The United States spends 17.6% of our gross domestic product on Health Care— more than any other country in the world. Despite this staggering statistic, we have one of the sickest populations in the world. Does this concern you? Consider majoring in Health Management and Policy. Within the College of Health and Human Services, students may obtain a Bachelor of Science in Health Management and Policy (HMP). HMP graduates remain close to the department, and are often able to provide students with valuable perspectives of life in the health field. Recently, the Department held an Informational Public Health Panel, where Industry professionals told interested students of their roles in various health organizations. Graduates have many opportunities in the expanding field of Health Services—they may become Hospital Administrators, work in Public Health Departments, work for national organizations as health lobbyists, and more. Callie Souza, a junior HMP major in the public health option, explains why she chose to pursue her degree,
“I chose HMP—public health as I am passionate about the health of a population as a whole and recognize the need for more support around issues that are not at the forefront of political and “the average citizen’s” priority list.
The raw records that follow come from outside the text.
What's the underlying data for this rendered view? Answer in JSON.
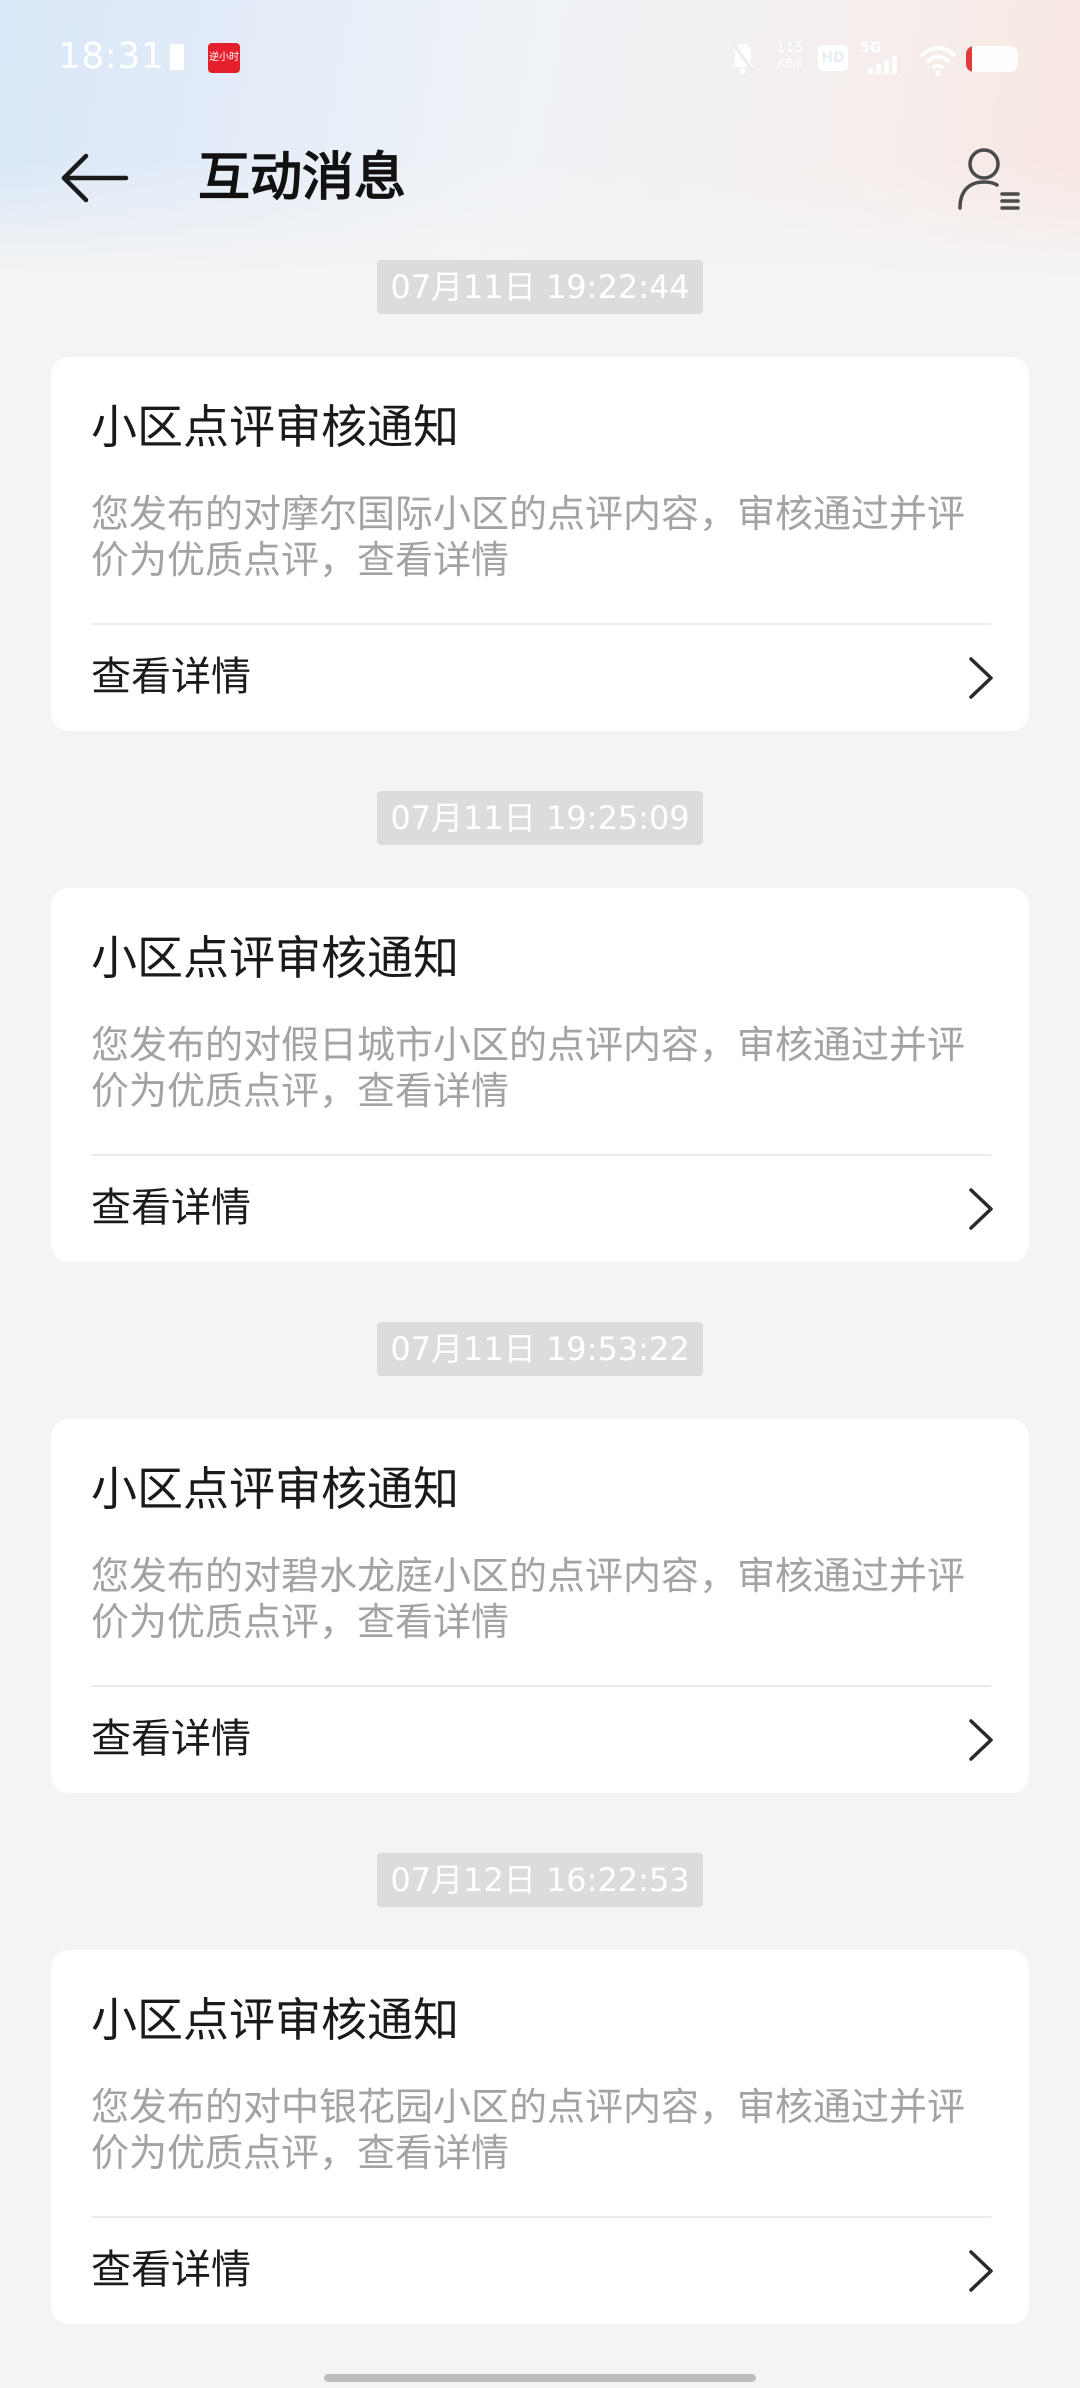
{
  "status_bar": {
    "time": "18:31",
    "app_badge": "逆小时",
    "net_speed_value": "115",
    "net_speed_unit": "KB/s",
    "hd_label": "HD",
    "network_label": "5G",
    "battery_level": 0.12
  },
  "header": {
    "title": "互动消息"
  },
  "messages": [
    {
      "timestamp": "07月11日 19:22:44",
      "title": "小区点评审核通知",
      "body": "您发布的对摩尔国际小区的点评内容，审核通过并评价为优质点评，查看详情",
      "action_label": "查看详情"
    },
    {
      "timestamp": "07月11日 19:25:09",
      "title": "小区点评审核通知",
      "body": "您发布的对假日城市小区的点评内容，审核通过并评价为优质点评，查看详情",
      "action_label": "查看详情"
    },
    {
      "timestamp": "07月11日 19:53:22",
      "title": "小区点评审核通知",
      "body": "您发布的对碧水龙庭小区的点评内容，审核通过并评价为优质点评，查看详情",
      "action_label": "查看详情"
    },
    {
      "timestamp": "07月12日 16:22:53",
      "title": "小区点评审核通知",
      "body": "您发布的对中银花园小区的点评内容，审核通过并评价为优质点评，查看详情",
      "action_label": "查看详情"
    }
  ],
  "colors": {
    "background": "#f4f4f4",
    "card": "#ffffff",
    "timestamp_bg": "#dcdcdc",
    "body_text": "#a3a3a3",
    "battery_low": "#e23a3a"
  }
}
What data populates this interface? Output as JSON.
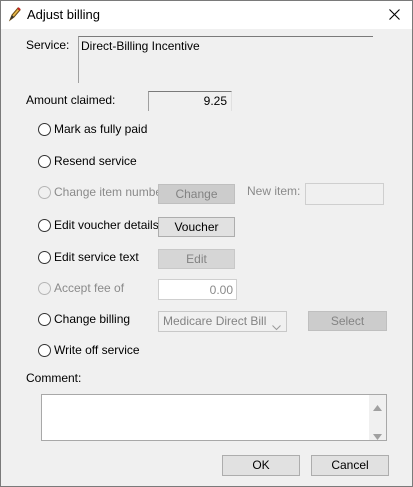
{
  "window": {
    "title": "Adjust billing"
  },
  "service": {
    "label": "Service:",
    "value": "Direct-Billing Incentive"
  },
  "amount": {
    "label": "Amount claimed:",
    "value": "9.25"
  },
  "options": [
    {
      "label": "Mark as fully paid",
      "enabled": true
    },
    {
      "label": "Resend service",
      "enabled": true
    },
    {
      "label": "Change item number",
      "enabled": false
    },
    {
      "label": "Edit voucher details",
      "enabled": true
    },
    {
      "label": "Edit service text",
      "enabled": true
    },
    {
      "label": "Accept fee of",
      "enabled": false
    },
    {
      "label": "Change billing",
      "enabled": true
    },
    {
      "label": "Write off service",
      "enabled": true
    }
  ],
  "change_item": {
    "button": "Change",
    "new_item_label": "New item:",
    "new_item_value": ""
  },
  "voucher": {
    "button": "Voucher"
  },
  "edit_text": {
    "button": "Edit"
  },
  "fee": {
    "value": "0.00"
  },
  "billing": {
    "selected": "Medicare Direct Bill",
    "select_button": "Select"
  },
  "comment": {
    "label": "Comment:",
    "value": ""
  },
  "footer": {
    "ok": "OK",
    "cancel": "Cancel"
  }
}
I also believe public health to be versatile and stable so that I can be confident in my ability to obtain a job and find my niche in the field.”
Callie is not alone in her passion. Most students in the Department seem to share an eagerness to help people by transforming the United States’ current broken Health Care System. The Industry needs help more than ever before. As the Department’s website explains, “Existing trends, such as the aging population, increasing health care technology, rising costs, and the expansion of managed care, all suggest that the need (for Health Managers) will continue to expand in the years ahead.”
If interested in checking out the major, two recommended introductory courses would be HMP 401: US Healthcare Systems, and HMP 403: Introduction to Public Health. Both courses provide a key foundation in learning more about the field, and are offered each semester. If looking to support the major, consider helping the Department’s Student Organization for Health Leadership (SOHL) by participating in their 5k-trail race. The funds raised will go towards scholarships for HMP students. Registration is $15 and can be found here. The Department hopes to raise awareness of the Health Industry, and the versatile opportunities available after graduation.